A 70-year-old man has been rescued from a collapsed building in western Turkey some 34 hours after a strong earthquake in the Aegean Sea struck Turkey and Greece, killing at least 53 people and injuring more than 900.
Ahmet Citim was pulled out from the rubble and taken to hospital, with health minister Fahrettin Koca tweeting that the man said: "I never lost my hope."
Turkish vice-president Fuat Oktay raised the death toll in Izmir, the country’s third-largest city, to 51 as rescuers pulled more bodies out of toppled buildings. Two teenagers were killed on Friday on Samos and at least 19 others were injured.
There was some debate over the magnitude of the earthquake. The US Geological Survey rated it 7.0, while the Istanbul's Kandilli Institute put it at 6.9 and Turkey's Disaster and Emergency Management Presidency (AFAD) said it measured 6.6.
The quake triggered a small tsunami in the Seferihisar district of Izmir, drowning one elderly woman, and on Samos.
The tremors were felt across western Turkey, including in Istanbul, as well as in the Greek capital of Athens. Hundreds of aftershocks followed.
AFAD said 896 people were injured in Turkey.
Search-and-rescue teams continued work in nine buildings in Izmir as light broke on the third day.
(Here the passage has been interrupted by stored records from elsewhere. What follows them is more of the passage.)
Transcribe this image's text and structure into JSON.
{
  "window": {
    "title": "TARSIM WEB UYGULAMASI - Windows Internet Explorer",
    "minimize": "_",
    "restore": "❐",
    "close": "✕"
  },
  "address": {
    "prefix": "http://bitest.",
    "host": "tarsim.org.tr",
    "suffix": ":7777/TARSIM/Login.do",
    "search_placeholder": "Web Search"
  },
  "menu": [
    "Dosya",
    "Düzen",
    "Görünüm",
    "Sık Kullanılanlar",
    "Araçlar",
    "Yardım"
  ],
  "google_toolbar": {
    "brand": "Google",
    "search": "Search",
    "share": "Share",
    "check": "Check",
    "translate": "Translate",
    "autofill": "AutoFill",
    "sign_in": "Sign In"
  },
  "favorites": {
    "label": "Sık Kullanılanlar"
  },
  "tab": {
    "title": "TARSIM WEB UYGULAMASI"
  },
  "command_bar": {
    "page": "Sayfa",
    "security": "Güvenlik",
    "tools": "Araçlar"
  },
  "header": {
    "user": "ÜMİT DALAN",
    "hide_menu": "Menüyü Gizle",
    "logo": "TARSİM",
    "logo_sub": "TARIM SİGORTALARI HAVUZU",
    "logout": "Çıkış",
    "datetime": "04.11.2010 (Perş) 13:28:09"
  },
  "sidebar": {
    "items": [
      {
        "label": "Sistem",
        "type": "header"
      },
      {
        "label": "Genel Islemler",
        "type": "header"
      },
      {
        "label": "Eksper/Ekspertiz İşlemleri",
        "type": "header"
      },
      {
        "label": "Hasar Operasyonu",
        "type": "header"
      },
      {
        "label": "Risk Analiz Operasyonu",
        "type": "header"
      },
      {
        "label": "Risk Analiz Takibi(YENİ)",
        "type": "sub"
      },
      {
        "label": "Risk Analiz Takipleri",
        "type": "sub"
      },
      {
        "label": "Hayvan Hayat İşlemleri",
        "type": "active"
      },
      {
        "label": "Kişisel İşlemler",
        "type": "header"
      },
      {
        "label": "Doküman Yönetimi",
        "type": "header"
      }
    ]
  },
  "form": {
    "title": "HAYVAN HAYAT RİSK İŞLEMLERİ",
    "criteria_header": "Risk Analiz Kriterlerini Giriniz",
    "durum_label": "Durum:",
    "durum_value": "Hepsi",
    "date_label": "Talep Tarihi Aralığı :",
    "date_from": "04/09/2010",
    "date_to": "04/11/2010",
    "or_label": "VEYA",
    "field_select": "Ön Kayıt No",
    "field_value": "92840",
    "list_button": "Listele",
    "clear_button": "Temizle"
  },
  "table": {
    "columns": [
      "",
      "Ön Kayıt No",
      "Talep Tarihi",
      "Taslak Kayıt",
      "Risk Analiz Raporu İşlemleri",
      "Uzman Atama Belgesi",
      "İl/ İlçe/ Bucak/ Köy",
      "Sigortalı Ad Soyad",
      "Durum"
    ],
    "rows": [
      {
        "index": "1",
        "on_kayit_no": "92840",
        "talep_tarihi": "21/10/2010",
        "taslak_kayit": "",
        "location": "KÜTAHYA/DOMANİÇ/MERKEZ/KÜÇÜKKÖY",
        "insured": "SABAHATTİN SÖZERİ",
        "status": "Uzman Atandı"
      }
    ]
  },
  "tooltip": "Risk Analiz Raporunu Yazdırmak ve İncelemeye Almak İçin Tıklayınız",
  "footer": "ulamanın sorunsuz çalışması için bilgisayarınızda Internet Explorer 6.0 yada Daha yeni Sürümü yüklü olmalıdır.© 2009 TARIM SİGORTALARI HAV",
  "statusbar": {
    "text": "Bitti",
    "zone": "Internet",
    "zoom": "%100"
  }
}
Turkey is crossed by fault lines and is prone to earthquakes. In 1999, two powerful quakes killed some 18,000 people in northwestern Turkey, while earthquakes are also frequent in Greece.
The quake occurred as Turkey was already struggling with an economic downturn and the coronavirus pandemic. – PA